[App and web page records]
################

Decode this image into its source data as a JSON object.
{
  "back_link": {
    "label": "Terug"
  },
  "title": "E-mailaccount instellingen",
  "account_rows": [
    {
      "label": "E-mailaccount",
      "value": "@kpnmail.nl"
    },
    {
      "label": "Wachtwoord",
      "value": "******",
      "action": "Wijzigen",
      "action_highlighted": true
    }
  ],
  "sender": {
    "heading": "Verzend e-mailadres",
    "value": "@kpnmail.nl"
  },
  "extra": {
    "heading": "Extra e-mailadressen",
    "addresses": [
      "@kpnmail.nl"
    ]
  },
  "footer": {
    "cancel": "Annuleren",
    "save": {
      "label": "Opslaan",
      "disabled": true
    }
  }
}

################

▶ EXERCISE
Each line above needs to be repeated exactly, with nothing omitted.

▶ SOLUTION BELOW
Decode this image into its source data as a JSON object.
{
  "back_link": {
    "label": "Terug"
  },
  "title": "E-mailaccount instellingen",
  "account_rows": [
    {
      "label": "E-mailaccount",
      "value": "@kpnmail.nl"
    },
    {
      "label": "Wachtwoord",
      "value": "******",
      "action": "Wijzigen",
      "action_highlighted": true
    }
  ],
  "sender": {
    "heading": "Verzend e-mailadres",
    "value": "@kpnmail.nl"
  },
  "extra": {
    "heading": "Extra e-mailadressen",
    "addresses": [
      "@kpnmail.nl"
    ]
  },
  "footer": {
    "cancel": "Annuleren",
    "save": {
      "label": "Opslaan",
      "disabled": true
    }
  }
}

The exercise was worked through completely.